The EU’s byzantine and historically lax approach to ‘regression’ clauses in trade agreements and their enforcement is a thorny challenge of the international dimension of Brexit. Some might say that the EU’s post-Lisbon FTAs with partners such as Japan or Canada set regression standards internationally rather than with reference to EU law. Also, the link in post-Lisbon political framework agreements between Economic Partnership Agreements (EPAs) and Strategic Partnership Agreements (SPAs) is a key feature of the EU’s deeper trade agenda. Two examples are explored.
The EU-CETA SPA linkage
The EU-Canada Economic and Trade Agreement (CETA), 2016, has been hailed as the gold standard for trade agreements The relationship between the EPA and SPA in the EU-Canada relationship is thus of much note, in its essential elements clause in Article 28.3: ‘for a situation to constitute a ”particularly serious and substantial violation” of Article 2(1) the gravity and nature would have to be of an exceptional sort such as a coup d’État or grave crimes that threaten the peace, security and well-being of the international community’. It is linked to the EU-Canada (CETA) agreement whereby it states that ‘a particularly serious and substantial violation of human rights or non-proliferation, as defined in paragraph 3, could also serve as grounds for the termination of CETA)’.
EU-JEEPA-EU Japan SPA linkage
By contrast, the EU and Japan agreed an EPA and SPA in 2018. The SPA represents a framework strengthening the overall partnership, by promoting political and sectoral cooperation and joint actions in more than 40 areas of common interest. EU-Japan SPA and EPA are legally independent and separate. There are no legal ‘linkage provisions’ as SPA Art. 43 (8) underscores. SPA and EPA legal linkage is practically none, apart from extreme and unlikely cases of serious violation of essential elements. Japan is an interesting case where the death penalty still exists, and where women’s rights and labour rights vary greatly from the EU unlike Canada in very significant fundamental rights areas of EU law. Yet the lack of linkage clause here between the documents do not reflect these realities and show the haphazard nature of EU law values rules and standards in international agreements.
The travel of EU law is not a precise science nor art but its travels can be documented in many ways. It differs vastly cross-subject fields and disciplines. Brexit is an extraordinarily complex tale anyway never mind to isolate precisely how the travel of rules applies. The capacity of EU negotiators and EU institutions to communicate the effects of the travel of EU law upon prospective partners or alternative to communicate clearly alignment criteria is a significant future research agenda. Part of the methodological challenges of the global reach of EU law or the Brussels effect is its temporal measurement and how it is understood.
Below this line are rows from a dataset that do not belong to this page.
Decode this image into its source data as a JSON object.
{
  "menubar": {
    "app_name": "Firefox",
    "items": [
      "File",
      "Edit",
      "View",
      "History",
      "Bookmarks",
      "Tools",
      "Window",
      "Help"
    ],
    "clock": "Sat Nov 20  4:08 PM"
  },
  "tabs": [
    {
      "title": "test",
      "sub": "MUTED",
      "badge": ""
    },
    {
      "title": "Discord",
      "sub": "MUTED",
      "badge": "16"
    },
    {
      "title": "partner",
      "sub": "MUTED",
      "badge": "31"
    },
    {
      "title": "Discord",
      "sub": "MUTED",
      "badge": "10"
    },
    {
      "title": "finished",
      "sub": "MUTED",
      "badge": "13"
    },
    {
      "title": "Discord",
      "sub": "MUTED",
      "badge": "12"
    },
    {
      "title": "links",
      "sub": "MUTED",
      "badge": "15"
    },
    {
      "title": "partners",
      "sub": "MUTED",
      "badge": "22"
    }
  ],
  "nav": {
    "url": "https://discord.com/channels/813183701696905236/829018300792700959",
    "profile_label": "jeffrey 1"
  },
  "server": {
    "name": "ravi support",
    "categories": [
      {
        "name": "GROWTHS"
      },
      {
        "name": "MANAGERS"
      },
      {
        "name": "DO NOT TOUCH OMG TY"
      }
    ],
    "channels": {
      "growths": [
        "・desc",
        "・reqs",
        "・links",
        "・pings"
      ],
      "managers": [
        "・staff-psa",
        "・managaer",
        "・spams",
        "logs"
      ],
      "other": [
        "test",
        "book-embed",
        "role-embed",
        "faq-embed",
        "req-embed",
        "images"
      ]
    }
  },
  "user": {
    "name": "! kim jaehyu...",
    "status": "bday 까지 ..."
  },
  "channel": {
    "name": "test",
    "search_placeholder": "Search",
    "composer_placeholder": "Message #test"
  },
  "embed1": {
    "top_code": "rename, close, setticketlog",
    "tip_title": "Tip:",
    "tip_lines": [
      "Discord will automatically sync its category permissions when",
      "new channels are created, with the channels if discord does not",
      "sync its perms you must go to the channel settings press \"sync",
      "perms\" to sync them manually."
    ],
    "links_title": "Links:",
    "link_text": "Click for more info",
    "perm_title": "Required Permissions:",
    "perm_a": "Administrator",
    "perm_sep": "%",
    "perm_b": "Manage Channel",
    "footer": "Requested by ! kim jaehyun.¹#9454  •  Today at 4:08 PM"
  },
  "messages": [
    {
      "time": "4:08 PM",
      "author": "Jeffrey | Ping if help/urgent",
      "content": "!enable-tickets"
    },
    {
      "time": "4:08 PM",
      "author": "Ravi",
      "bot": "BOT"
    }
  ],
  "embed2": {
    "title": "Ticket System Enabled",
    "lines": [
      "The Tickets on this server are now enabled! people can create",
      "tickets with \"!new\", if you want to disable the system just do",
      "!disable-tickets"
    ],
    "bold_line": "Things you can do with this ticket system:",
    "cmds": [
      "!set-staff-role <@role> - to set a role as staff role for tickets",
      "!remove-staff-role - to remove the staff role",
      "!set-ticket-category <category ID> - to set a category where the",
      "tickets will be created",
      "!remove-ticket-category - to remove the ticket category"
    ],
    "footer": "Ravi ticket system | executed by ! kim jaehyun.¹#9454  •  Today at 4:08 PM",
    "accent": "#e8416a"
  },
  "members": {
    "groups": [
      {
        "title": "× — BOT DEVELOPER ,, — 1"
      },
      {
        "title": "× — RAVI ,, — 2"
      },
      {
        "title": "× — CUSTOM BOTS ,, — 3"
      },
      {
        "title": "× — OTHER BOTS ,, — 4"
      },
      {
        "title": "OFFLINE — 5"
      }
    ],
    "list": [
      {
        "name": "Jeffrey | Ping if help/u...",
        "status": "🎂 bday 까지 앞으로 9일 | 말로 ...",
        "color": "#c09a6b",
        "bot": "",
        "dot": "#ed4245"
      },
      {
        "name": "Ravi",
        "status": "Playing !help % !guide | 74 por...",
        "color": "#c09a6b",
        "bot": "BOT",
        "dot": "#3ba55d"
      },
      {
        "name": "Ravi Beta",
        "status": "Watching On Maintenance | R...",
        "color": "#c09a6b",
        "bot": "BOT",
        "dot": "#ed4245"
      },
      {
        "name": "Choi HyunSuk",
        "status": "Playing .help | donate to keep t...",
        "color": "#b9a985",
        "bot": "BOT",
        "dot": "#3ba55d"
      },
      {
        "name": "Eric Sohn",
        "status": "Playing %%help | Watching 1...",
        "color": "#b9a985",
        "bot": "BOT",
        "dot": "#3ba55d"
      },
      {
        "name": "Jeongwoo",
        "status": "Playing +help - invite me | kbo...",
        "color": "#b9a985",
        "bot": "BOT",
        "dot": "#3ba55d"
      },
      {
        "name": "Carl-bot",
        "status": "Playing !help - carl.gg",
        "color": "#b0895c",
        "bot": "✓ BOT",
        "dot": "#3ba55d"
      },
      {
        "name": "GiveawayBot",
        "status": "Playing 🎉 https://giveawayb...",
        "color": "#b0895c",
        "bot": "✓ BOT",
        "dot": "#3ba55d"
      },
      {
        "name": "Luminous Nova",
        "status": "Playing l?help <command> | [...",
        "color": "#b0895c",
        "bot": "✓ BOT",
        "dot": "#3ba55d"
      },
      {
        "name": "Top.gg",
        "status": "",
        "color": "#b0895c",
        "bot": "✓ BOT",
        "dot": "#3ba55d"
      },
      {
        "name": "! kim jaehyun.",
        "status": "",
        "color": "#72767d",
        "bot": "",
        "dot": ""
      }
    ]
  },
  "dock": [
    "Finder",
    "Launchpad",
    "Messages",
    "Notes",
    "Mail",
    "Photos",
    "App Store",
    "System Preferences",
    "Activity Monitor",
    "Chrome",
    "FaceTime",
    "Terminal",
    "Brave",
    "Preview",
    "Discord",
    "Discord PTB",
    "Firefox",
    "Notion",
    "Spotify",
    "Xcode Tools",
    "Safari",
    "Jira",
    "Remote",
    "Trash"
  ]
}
It is an outcomes-based idea, beyond Europeanisation and by definition probably is only accurately understood as a fait accompli.
The views expressed in this article reflect the position of the author and not necessarily the one of the Brexit Institute Blog
Elaine Fahey is a Jean Monnet Chair of Law & Transatlantic Relations and Professor of Law at the Institute for the Study of European Law (ISEL), City, University of London
Photo credit: Bilateral meeting between PM Boris Johnson and President von der Leyen, Number 10 via a CC.NY.2.0 Licence
 A longer and more detailed version of this post is forthcoming in the post-brexit cross-channel travel of eu law’ in P. Polak, R. Wessel & J. Santos Vara (eds.) The Routledge Research Handbook on the International Dimension to Brexit (Routledge, forthcoming).
 See Anu Bradford, ‘The Brussels Effect’ (2012) 107 Northwestern University Law Review 1; Joanne Scott, ‘From Brussels with Love: the Transatlantic Travels of European Law and the Chemistry of Regulatory Attraction’ (2009) 57 American Journal of Comparative Law 897; Anu Bradford, ‘The Brussels Effect: How the European Union Rules the World’ (OUP 2020).
 Alasdair Young, ‘The European Union as a global regulator? Context and comparison’ (2015) 22 Journal of European Public Policy 9 1233.
 Robert Wolfe, Learning about Digital Trade: Privacy and E-Commerce in CETA and TPP (2019) 18(S1) World Trade Review (CUP 2018) 63-84.